  23. R V Ahluwalia 1992 • D had been the long term victim of an abusive husband and one night she set her husbands bed alight after covering it with petrol. The man died 6 days later. D was convicted of murder despite arguing that Duffy was an inappropriate test to be used in her case. • In other words Duffy test of rage not applicable as she is female but the abuse she had suffered cld still be considered as provocation. The longer the delay between????

  24. R V Ibrams and Gregory 1981 • a couple had been imtimadated by the womans ex boyfriend, John Monk an dthey hatched a plan, along with a friend to deal with him. The plan involved him being persuaded to go to bed with the woman and then to be attacked by the D’s. Monk died during the attack. Ct felt that the planning and time difference between the killing and the last threatening actions by Monk invalidated their defence of provocation

  25. Provocation There is a subjective and objective element to defence of provocation Subjective – what happened to the defendant. Objective- what would reasonable man have done. Must be certain that provocation would have made reasonable man act in the same way. Reasonable can share some are all characteristics of the D DPP V Camplin 1978

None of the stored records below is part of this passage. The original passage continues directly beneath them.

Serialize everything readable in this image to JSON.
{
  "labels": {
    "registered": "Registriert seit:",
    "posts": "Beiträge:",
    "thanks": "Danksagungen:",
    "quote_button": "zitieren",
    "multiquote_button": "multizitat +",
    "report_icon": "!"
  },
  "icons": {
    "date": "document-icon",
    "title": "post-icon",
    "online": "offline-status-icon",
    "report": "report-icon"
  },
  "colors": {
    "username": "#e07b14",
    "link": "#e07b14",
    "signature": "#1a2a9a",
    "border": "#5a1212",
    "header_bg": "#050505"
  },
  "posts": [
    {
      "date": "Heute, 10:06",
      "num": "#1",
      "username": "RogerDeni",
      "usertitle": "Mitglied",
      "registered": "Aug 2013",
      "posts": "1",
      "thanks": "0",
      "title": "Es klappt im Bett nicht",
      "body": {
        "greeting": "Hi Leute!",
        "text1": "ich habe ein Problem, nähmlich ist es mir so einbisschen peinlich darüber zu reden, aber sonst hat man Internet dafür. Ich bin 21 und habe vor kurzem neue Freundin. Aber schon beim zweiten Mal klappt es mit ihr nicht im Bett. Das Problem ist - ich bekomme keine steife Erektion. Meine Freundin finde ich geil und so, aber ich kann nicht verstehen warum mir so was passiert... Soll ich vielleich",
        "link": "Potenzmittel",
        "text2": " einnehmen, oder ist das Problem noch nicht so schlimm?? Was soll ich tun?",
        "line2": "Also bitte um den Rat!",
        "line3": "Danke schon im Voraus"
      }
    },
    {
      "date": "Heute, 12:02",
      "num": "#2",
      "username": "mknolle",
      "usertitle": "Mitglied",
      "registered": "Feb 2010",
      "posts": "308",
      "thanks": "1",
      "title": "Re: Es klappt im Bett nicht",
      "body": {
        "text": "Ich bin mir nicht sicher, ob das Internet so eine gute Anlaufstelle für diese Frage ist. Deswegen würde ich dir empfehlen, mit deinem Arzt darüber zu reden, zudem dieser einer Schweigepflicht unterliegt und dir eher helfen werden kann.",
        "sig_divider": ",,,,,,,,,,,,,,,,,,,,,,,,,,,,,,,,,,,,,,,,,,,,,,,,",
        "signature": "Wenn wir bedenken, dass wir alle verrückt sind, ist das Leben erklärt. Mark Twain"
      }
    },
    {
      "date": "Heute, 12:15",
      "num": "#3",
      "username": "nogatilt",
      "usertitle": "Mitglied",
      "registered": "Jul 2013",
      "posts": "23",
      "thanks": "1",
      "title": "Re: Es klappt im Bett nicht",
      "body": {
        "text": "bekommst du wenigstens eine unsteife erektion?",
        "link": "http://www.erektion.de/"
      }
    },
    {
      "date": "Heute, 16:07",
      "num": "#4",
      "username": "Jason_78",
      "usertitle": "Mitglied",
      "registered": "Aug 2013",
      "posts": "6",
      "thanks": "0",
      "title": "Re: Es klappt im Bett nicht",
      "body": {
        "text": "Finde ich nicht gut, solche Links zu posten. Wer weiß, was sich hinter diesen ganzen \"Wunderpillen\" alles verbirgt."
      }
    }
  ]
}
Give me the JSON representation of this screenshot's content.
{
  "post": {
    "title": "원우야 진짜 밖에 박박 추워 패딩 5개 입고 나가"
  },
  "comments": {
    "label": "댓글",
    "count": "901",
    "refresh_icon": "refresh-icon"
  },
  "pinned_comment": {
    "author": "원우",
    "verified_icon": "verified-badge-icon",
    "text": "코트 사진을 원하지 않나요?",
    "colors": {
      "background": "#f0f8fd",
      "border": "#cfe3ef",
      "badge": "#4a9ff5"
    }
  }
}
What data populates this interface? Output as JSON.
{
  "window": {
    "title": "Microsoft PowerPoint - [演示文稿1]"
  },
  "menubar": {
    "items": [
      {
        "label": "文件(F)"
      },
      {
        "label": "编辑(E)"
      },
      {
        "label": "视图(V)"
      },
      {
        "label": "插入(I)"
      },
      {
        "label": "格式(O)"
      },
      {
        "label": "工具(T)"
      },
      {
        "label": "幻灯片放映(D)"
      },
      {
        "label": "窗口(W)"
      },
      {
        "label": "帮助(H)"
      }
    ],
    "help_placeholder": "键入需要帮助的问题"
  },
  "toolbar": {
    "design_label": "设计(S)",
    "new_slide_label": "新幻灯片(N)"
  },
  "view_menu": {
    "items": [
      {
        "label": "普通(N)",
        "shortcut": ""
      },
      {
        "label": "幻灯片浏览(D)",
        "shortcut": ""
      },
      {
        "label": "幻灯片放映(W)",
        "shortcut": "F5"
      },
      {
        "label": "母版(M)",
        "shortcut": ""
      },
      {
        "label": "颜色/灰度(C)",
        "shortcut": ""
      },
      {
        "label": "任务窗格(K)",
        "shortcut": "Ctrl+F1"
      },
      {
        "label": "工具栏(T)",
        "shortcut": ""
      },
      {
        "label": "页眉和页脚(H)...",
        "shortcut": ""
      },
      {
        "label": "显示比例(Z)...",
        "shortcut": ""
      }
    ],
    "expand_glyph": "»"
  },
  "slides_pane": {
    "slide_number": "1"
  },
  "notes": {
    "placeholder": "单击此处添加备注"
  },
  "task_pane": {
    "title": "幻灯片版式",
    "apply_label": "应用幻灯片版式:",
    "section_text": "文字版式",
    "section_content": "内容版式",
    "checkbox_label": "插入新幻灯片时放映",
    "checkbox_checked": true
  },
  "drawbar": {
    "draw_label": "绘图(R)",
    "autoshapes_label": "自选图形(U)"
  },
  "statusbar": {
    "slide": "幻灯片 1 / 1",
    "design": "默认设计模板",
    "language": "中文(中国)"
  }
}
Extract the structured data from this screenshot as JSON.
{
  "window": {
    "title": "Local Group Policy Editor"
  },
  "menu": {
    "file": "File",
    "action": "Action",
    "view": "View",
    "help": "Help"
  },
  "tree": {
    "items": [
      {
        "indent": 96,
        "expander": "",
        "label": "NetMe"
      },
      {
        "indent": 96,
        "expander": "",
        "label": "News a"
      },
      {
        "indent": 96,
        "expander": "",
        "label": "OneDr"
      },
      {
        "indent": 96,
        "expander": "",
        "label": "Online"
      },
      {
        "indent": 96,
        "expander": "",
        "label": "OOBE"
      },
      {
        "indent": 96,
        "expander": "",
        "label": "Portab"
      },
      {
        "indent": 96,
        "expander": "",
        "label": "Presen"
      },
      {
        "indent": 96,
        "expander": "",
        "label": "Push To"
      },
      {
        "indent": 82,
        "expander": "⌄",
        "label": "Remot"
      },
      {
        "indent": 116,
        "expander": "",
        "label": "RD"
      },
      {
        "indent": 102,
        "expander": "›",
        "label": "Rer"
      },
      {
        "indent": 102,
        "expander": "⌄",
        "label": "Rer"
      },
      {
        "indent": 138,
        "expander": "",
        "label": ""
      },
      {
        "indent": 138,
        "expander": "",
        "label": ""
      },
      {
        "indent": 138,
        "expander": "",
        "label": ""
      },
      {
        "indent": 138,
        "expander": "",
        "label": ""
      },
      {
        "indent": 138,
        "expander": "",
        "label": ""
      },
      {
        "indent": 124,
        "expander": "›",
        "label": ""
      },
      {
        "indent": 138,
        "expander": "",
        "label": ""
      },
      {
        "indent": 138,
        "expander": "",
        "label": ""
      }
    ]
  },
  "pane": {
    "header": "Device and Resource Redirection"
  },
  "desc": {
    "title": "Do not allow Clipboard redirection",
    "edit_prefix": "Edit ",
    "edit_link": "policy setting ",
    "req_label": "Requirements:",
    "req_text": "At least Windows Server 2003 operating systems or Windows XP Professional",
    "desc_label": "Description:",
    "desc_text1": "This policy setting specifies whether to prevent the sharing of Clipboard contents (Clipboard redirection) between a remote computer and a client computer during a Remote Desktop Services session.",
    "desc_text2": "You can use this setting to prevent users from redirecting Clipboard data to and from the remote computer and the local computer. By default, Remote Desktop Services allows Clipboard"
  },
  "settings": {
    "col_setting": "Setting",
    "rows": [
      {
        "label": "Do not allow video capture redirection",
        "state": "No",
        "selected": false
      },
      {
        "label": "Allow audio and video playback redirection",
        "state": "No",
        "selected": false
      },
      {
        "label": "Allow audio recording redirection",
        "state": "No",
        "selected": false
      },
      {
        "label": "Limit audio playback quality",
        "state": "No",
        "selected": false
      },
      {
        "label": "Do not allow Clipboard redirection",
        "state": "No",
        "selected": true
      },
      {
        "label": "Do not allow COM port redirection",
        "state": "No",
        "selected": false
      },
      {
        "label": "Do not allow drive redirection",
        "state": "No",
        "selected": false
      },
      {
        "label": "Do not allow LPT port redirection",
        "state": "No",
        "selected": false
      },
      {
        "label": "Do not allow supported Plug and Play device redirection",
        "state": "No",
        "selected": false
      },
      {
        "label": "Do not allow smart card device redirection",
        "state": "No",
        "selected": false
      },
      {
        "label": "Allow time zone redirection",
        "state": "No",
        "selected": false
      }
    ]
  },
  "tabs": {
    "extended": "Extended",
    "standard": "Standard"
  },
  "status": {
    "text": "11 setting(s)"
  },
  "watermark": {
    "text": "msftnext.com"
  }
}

  26. DPP V Camplin 1978 15 year old boy who had been sexually abused by an older man. The older man laughed at D who then hit him over the head with a heavy cooking pan. The man was killed. In this case the House of Lords defined reasonable man as one who shared some of the characteristics of the D, that is gender, age and sexuality.

  27. Diminished responsibility S2 homicide act 1957 If a person kills while suffering such an abnormality of mind as substantially impaired his mental responsibility for the acts or omissions. Three Legal Elements:- • The D has abnormality of mind • The abnormality is related to specific causes • The abnormality impairs mental responsibility Three Characteristics • Can only be used as defence against murder • Only reduces charge to manslaughter • Premeditation does not rule out diminished responsibility

  28. Diminished Responsibility • If proven judge has discretion with the sentencing. Nothing to life or committal to hospital under Mental Health Act 1983 • Jury decide if abnormality of mind • Both sides present medical evidence • Sometimes jury have sympathy with D- not Peter Sutcliffe

  29. Activity • Was the jury right to refuse Sutcliffe's plea of diminished responsibility? • Give reasons for you answer 5 mins

  30. Homework • Read the handout • Read Pg’s 67-75